To begin with, these programs are not scheduled to begin until September of this year assuming no governmental changes. I have taken the time to break down the math a little further to show the potential savings. Bear in mind that the incentive funds of up to 10% on a new home and 5% on an existing home are merely an interest free loan that must be repaid upon sale of the property. This is for first time home buyers and household income cannot exceed $120,000 per year. I will use the example that was in the budget release that illustrates the very...

home purchase, mortgages / 20.03.2019

In its fourth fiscal plan, the Trudeau government spent its entire revenue windfall leaving the deficit projection little changed. In this election budget, Finance Minister Bill Morneau announced $22.8 billion over six years in new spending initiative mostly for homebuyers, students and seniors. Trudeau promised in his first budget to have eliminated all red ink by this year. He will instead head for an October election with an annual deficit of nearly $20 billion. Ottawa is projecting a string of double-digit deficits through the end of 2022. The key debt-to-GDP ratio is expected to be 30.8% this fiscal year and edges...

home purchase, mortgages, real estate / 07.03.2019

Homebuyers are starting to see relief and the pendulum swing their way for the first time in years. It’s no surprise, as we’ve have had a collision of circumstances that have both slowed the local real estate market and dropped prices down as much as 30 per cent. We have the stress test forcing borrowers to qualify at two per cent higher, a speculation tax in B.C. and raised interest rates from record lows. We had a seller’s market with less than four months of supply on the market, then four to six months of a balanced market and now a buyer’s market,...

financing tips, mortgages / 21.02.2019

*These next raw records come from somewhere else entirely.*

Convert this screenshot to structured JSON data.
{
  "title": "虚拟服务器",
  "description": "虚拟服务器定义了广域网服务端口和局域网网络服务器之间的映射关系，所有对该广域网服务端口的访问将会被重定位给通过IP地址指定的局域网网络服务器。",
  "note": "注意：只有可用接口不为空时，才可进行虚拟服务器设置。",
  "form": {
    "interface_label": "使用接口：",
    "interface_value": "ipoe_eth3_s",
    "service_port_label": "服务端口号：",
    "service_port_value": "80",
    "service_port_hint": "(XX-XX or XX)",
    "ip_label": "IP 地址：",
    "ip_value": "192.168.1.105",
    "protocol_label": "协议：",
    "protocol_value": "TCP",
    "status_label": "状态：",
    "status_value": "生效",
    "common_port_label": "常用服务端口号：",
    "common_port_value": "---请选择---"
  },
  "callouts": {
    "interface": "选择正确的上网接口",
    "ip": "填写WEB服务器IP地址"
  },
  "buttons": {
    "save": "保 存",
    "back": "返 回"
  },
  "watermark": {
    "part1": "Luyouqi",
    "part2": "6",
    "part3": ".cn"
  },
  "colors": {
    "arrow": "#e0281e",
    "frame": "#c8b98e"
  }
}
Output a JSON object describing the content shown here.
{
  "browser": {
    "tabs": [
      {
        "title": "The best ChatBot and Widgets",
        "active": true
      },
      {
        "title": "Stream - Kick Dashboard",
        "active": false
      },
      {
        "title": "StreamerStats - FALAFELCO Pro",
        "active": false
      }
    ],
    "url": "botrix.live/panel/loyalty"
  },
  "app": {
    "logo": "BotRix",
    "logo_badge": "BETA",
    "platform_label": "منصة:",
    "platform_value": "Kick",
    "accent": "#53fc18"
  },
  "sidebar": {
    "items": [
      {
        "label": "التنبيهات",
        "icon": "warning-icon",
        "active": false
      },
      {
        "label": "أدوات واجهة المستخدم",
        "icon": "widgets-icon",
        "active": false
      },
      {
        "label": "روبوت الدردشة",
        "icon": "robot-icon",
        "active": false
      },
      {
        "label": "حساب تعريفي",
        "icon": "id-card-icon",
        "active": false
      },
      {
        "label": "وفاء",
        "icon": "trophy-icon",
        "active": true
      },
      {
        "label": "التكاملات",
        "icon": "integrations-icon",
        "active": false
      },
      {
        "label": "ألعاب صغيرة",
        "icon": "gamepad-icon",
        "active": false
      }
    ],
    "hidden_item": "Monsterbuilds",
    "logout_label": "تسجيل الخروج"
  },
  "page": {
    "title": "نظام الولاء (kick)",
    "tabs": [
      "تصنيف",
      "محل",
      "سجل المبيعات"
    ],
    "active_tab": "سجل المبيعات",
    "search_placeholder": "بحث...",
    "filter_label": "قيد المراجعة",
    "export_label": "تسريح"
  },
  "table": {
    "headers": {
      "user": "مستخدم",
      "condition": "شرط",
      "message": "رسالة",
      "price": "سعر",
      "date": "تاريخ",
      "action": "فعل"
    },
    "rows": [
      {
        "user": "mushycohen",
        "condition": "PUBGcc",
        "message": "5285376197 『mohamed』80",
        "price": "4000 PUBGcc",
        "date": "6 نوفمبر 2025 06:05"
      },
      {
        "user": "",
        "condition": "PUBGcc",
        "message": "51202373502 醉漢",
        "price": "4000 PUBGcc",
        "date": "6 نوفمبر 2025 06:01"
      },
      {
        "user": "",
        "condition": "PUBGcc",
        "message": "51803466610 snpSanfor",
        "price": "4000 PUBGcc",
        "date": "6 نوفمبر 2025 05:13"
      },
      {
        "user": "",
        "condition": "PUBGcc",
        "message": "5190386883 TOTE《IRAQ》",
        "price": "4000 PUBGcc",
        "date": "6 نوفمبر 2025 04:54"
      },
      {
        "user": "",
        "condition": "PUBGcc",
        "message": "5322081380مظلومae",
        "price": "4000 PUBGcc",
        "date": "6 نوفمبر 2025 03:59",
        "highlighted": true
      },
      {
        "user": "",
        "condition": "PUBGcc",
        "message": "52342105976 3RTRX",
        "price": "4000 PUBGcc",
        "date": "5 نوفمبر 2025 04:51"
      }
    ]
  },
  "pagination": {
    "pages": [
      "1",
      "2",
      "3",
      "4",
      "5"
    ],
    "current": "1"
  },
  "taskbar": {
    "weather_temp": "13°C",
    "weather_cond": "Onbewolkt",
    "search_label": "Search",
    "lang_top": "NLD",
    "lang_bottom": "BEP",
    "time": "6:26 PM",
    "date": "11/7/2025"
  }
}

1. Too Much Debt When home buyers seek a mortgage, the words “debt-to-income ratio” quickly enters into the vocabulary, and it’s not without reason. Too much debt is a red flag to lenders, signifying you may not be able to handle credit responsibly. Lenders will analyze how much debt you carry and what percentage of your income it takes to pay your debt. Debt ration is just as important as your credit score and payment history. Two affordability ratios you need to be aware of: • Rule #1 – GROSS DEBT SERVICE (GDS) Your monthly housing costs are generally not supposed to exceed 32%...